▸ **WORK INSTRUCTION**:
Whatever appears in the records apart from pictures must be reproduced exactly.

▸ **Recorded data**:
= = = = =

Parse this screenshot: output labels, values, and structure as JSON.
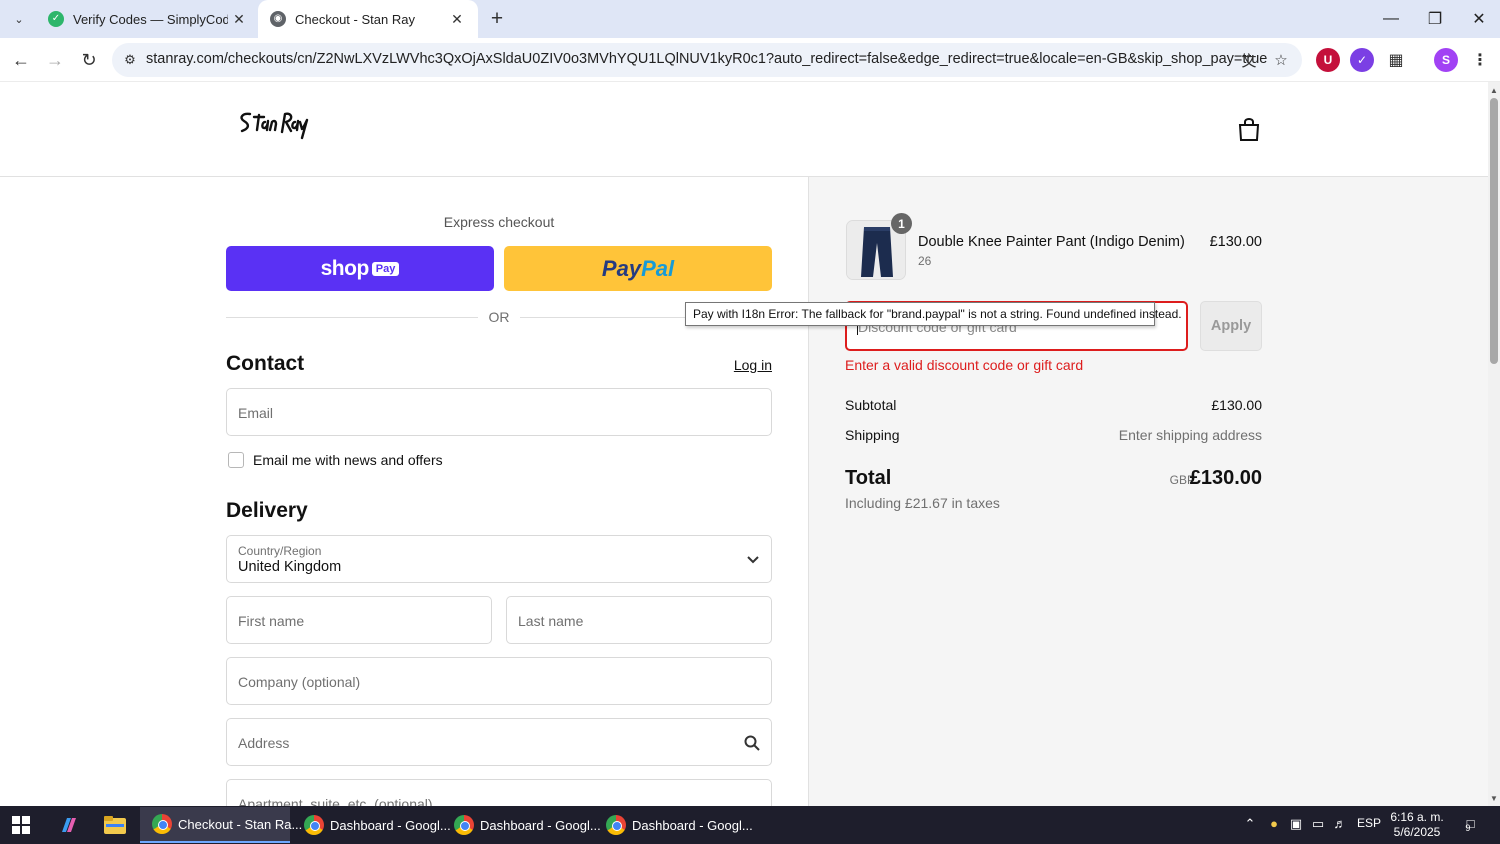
{
  "browser": {
    "tabs": [
      {
        "title": "Verify Codes — SimplyCodes",
        "favicon": "simplycodes-icon",
        "active": false
      },
      {
        "title": "Checkout - Stan Ray",
        "favicon": "globe-icon",
        "active": true
      }
    ],
    "url": "stanray.com/checkouts/cn/Z2NwLXVzLWVhc3QxOjAxSldaU0ZIV0o3MVhYQU1LQlNUV1kyR0c1?auto_redirect=false&edge_redirect=true&locale=en-GB&skip_shop_pay=true",
    "profile_initial": "S"
  },
  "checkout": {
    "express_title": "Express checkout",
    "shop_pay_label": "shop",
    "shop_pay_badge": "Pay",
    "paypal_label_1": "Pay",
    "paypal_label_2": "Pal",
    "or_text": "OR",
    "contact_heading": "Contact",
    "login_link": "Log in",
    "email_placeholder": "Email",
    "newsletter_label": "Email me with news and offers",
    "delivery_heading": "Delivery",
    "country_label": "Country/Region",
    "country_value": "United Kingdom",
    "first_name_placeholder": "First name",
    "last_name_placeholder": "Last name",
    "company_placeholder": "Company (optional)",
    "address_placeholder": "Address",
    "apartment_placeholder": "Apartment, suite, etc. (optional)"
  },
  "summary": {
    "product_name": "Double Knee Painter Pant (Indigo Denim)",
    "product_variant": "26",
    "product_qty": "1",
    "product_price": "£130.00",
    "discount_placeholder": "Discount code or gift card",
    "apply_label": "Apply",
    "discount_error": "Enter a valid discount code or gift card",
    "subtotal_label": "Subtotal",
    "subtotal_value": "£130.00",
    "shipping_label": "Shipping",
    "shipping_value": "Enter shipping address",
    "total_label": "Total",
    "currency": "GBP",
    "total_value": "£130.00",
    "tax_note": "Including £21.67 in taxes"
  },
  "tooltip": {
    "text": "Pay with I18n Error: The fallback for \"brand.paypal\" is not a string. Found undefined instead."
  },
  "taskbar": {
    "apps": [
      {
        "label": "Checkout - Stan Ra...",
        "active": true
      },
      {
        "label": "Dashboard - Googl...",
        "active": false
      },
      {
        "label": "Dashboard - Googl...",
        "active": false
      },
      {
        "label": "Dashboard - Googl...",
        "active": false
      }
    ],
    "language": "ESP",
    "time": "6:16 a. m.",
    "date": "5/6/2025",
    "notifications": "9"
  },
  "colors": {
    "shop_pay": "#5a31f4",
    "paypal": "#ffc439",
    "error": "#dd1d1d"
  }
}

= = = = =

▸ **ANSWER SPACE**:
Parse this screenshot: output labels, values, and structure as JSON.
{
  "browser": {
    "tabs": [
      {
        "title": "Verify Codes — SimplyCodes",
        "favicon": "simplycodes-icon",
        "active": false
      },
      {
        "title": "Checkout - Stan Ray",
        "favicon": "globe-icon",
        "active": true
      }
    ],
    "url": "stanray.com/checkouts/cn/Z2NwLXVzLWVhc3QxOjAxSldaU0ZIV0o3MVhYQU1LQlNUV1kyR0c1?auto_redirect=false&edge_redirect=true&locale=en-GB&skip_shop_pay=true",
    "profile_initial": "S"
  },
  "checkout": {
    "express_title": "Express checkout",
    "shop_pay_label": "shop",
    "shop_pay_badge": "Pay",
    "paypal_label_1": "Pay",
    "paypal_label_2": "Pal",
    "or_text": "OR",
    "contact_heading": "Contact",
    "login_link": "Log in",
    "email_placeholder": "Email",
    "newsletter_label": "Email me with news and offers",
    "delivery_heading": "Delivery",
    "country_label": "Country/Region",
    "country_value": "United Kingdom",
    "first_name_placeholder": "First name",
    "last_name_placeholder": "Last name",
    "company_placeholder": "Company (optional)",
    "address_placeholder": "Address",
    "apartment_placeholder": "Apartment, suite, etc. (optional)"
  },
  "summary": {
    "product_name": "Double Knee Painter Pant (Indigo Denim)",
    "product_variant": "26",
    "product_qty": "1",
    "product_price": "£130.00",
    "discount_placeholder": "Discount code or gift card",
    "apply_label": "Apply",
    "discount_error": "Enter a valid discount code or gift card",
    "subtotal_label": "Subtotal",
    "subtotal_value": "£130.00",
    "shipping_label": "Shipping",
    "shipping_value": "Enter shipping address",
    "total_label": "Total",
    "currency": "GBP",
    "total_value": "£130.00",
    "tax_note": "Including £21.67 in taxes"
  },
  "tooltip": {
    "text": "Pay with I18n Error: The fallback for \"brand.paypal\" is not a string. Found undefined instead."
  },
  "taskbar": {
    "apps": [
      {
        "label": "Checkout - Stan Ra...",
        "active": true
      },
      {
        "label": "Dashboard - Googl...",
        "active": false
      },
      {
        "label": "Dashboard - Googl...",
        "active": false
      },
      {
        "label": "Dashboard - Googl...",
        "active": false
      }
    ],
    "language": "ESP",
    "time": "6:16 a. m.",
    "date": "5/6/2025",
    "notifications": "9"
  },
  "colors": {
    "shop_pay": "#5a31f4",
    "paypal": "#ffc439",
    "error": "#dd1d1d"
  }
}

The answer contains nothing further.